Items from an interface collection:

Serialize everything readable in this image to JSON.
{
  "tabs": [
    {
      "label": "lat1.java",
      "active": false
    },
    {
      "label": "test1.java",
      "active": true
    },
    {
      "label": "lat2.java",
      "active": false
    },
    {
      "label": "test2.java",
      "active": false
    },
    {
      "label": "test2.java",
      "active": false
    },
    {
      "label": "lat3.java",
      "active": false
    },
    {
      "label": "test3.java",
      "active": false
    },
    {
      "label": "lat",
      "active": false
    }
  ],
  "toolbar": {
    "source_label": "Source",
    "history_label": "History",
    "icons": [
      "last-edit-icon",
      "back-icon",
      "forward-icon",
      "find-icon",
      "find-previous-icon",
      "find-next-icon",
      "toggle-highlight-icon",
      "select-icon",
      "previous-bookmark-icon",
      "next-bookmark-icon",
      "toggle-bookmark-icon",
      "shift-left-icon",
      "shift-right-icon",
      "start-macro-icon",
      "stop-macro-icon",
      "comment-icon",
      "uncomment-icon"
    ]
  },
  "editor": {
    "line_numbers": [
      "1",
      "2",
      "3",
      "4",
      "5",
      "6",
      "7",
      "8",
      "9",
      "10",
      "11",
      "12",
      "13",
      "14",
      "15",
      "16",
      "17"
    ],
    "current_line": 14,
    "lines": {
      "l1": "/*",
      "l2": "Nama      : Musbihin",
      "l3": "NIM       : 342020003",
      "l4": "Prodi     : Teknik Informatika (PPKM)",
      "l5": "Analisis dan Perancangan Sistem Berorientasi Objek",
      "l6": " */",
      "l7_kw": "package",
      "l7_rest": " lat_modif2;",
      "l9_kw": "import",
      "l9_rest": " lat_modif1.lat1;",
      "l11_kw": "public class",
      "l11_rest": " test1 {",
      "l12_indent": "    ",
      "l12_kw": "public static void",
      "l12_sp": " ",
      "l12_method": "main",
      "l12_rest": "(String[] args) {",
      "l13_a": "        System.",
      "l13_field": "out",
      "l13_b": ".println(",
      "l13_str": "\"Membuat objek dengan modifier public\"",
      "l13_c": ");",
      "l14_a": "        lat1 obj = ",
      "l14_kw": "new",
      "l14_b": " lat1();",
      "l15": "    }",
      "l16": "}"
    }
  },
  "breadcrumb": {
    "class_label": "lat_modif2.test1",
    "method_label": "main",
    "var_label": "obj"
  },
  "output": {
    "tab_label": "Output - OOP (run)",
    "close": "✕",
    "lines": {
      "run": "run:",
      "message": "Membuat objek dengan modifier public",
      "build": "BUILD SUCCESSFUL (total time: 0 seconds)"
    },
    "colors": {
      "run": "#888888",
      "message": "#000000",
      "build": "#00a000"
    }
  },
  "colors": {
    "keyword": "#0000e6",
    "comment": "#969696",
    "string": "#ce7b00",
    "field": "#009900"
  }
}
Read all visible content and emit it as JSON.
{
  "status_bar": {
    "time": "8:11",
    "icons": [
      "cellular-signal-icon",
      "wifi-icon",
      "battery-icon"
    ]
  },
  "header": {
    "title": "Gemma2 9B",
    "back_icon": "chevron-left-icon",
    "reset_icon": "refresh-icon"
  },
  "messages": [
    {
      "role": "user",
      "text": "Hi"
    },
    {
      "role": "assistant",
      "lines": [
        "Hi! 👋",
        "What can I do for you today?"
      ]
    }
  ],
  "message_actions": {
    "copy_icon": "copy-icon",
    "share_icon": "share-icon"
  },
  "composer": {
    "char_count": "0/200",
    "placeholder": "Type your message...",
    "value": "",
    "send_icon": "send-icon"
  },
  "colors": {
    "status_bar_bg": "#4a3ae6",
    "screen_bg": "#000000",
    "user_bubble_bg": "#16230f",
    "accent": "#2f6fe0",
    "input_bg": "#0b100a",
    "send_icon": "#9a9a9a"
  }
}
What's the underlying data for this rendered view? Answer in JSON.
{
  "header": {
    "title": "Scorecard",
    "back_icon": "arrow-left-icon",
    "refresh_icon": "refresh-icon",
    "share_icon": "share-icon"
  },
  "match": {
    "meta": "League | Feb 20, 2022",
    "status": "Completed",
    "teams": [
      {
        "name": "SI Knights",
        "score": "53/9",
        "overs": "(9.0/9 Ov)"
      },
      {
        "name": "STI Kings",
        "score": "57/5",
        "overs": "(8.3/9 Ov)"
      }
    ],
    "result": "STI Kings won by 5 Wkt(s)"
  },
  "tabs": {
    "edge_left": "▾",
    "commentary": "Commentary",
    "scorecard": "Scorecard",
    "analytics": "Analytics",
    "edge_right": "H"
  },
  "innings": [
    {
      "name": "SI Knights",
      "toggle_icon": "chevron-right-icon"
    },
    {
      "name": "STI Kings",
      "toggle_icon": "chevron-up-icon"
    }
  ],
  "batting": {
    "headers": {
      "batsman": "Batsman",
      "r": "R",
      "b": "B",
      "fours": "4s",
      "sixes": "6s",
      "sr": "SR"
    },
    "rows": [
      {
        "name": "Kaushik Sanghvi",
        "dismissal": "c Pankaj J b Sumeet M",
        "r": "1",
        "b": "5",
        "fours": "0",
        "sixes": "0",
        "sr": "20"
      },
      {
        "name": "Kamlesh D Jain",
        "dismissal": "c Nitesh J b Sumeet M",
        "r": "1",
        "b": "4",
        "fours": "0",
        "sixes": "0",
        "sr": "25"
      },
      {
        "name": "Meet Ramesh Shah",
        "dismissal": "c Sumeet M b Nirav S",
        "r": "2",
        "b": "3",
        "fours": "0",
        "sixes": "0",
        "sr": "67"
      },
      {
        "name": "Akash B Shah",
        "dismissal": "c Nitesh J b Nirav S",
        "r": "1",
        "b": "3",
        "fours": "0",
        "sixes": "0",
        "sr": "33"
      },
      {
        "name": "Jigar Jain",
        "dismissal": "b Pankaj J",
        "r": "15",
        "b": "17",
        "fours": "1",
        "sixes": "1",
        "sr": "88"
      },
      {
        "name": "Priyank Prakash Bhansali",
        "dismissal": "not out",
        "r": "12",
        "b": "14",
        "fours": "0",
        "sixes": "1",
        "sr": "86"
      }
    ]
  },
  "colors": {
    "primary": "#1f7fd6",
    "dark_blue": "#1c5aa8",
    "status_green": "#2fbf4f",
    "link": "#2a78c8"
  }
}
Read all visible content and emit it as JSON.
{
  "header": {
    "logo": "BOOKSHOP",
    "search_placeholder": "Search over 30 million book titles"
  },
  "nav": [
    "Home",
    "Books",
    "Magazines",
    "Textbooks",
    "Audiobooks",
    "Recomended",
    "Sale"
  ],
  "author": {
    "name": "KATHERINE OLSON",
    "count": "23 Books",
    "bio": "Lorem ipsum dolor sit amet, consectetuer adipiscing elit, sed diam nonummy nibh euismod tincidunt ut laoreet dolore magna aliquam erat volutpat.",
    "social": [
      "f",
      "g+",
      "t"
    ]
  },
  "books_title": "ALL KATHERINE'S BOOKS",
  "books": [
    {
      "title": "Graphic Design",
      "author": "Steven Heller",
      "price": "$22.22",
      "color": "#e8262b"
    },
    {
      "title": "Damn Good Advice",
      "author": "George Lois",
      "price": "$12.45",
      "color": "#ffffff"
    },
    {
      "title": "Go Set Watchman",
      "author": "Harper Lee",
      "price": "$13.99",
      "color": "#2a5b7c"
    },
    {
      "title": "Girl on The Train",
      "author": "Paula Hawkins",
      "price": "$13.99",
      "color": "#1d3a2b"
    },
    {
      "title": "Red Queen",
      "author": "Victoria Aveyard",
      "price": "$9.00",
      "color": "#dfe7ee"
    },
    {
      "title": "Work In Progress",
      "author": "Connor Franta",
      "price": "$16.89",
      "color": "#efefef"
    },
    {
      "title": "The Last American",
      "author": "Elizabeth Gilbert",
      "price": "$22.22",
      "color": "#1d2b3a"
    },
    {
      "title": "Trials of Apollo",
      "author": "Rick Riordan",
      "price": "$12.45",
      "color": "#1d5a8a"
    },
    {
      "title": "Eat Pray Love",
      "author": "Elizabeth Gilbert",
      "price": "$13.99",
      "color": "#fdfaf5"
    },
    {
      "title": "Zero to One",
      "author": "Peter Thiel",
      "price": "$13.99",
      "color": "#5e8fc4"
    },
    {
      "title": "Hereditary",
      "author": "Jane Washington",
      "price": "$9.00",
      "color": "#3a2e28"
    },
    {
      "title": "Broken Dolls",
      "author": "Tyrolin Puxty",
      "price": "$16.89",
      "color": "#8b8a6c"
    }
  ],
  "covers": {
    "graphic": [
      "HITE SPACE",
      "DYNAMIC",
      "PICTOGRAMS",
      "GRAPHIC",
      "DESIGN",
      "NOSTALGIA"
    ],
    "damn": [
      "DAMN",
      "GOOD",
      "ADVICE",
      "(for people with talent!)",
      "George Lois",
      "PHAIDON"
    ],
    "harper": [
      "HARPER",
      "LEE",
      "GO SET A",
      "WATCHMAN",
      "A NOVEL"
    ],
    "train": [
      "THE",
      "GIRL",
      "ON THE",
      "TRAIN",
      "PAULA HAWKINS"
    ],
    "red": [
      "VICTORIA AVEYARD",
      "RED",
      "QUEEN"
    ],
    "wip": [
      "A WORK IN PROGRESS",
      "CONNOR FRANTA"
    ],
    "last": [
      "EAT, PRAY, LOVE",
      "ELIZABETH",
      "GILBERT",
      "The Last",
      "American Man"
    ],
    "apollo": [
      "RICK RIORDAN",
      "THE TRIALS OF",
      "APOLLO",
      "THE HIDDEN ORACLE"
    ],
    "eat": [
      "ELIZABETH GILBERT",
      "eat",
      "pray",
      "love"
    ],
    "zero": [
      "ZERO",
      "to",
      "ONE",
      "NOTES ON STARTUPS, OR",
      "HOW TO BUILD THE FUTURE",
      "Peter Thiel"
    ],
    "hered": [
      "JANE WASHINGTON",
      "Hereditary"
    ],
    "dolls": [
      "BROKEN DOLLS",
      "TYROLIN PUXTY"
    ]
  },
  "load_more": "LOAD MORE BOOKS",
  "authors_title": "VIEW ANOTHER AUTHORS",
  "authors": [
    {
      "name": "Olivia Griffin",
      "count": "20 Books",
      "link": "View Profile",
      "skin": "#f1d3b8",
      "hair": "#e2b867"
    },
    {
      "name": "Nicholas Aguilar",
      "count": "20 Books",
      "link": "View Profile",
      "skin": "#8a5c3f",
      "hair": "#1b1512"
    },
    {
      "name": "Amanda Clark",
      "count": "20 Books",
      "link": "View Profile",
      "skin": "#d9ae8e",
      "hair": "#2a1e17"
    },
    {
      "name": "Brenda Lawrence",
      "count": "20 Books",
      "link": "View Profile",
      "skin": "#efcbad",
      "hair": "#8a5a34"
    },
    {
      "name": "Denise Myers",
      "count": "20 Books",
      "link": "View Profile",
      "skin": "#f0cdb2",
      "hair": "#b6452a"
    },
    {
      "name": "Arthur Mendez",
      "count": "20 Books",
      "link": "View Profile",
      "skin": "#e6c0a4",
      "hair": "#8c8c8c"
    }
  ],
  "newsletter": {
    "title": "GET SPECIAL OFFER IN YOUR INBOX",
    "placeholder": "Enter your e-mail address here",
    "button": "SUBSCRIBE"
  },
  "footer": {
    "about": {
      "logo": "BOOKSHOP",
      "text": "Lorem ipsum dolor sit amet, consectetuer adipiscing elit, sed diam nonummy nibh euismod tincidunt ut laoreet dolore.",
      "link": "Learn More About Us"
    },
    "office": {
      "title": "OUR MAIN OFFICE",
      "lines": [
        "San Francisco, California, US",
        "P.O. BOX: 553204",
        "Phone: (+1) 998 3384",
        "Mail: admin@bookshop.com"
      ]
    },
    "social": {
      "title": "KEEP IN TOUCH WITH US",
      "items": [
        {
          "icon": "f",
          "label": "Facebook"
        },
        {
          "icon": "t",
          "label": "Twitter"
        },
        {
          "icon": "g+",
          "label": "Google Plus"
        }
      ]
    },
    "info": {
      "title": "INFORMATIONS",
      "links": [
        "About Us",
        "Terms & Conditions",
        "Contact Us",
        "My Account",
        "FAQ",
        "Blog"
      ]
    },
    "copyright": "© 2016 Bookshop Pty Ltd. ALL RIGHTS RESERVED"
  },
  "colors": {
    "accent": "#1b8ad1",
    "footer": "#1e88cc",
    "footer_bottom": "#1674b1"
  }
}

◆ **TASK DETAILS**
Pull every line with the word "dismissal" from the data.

◆ **EXERCISE OUTPUT**
        "dismissal": "c Pankaj J b Sumeet M",
        "dismissal": "c Nitesh J b Sumeet M",
        "dismissal": "c Sumeet M b Nirav S",
        "dismissal": "c Nitesh J b Nirav S",
        "dismissal": "b Pankaj J",
        "dismissal": "not out",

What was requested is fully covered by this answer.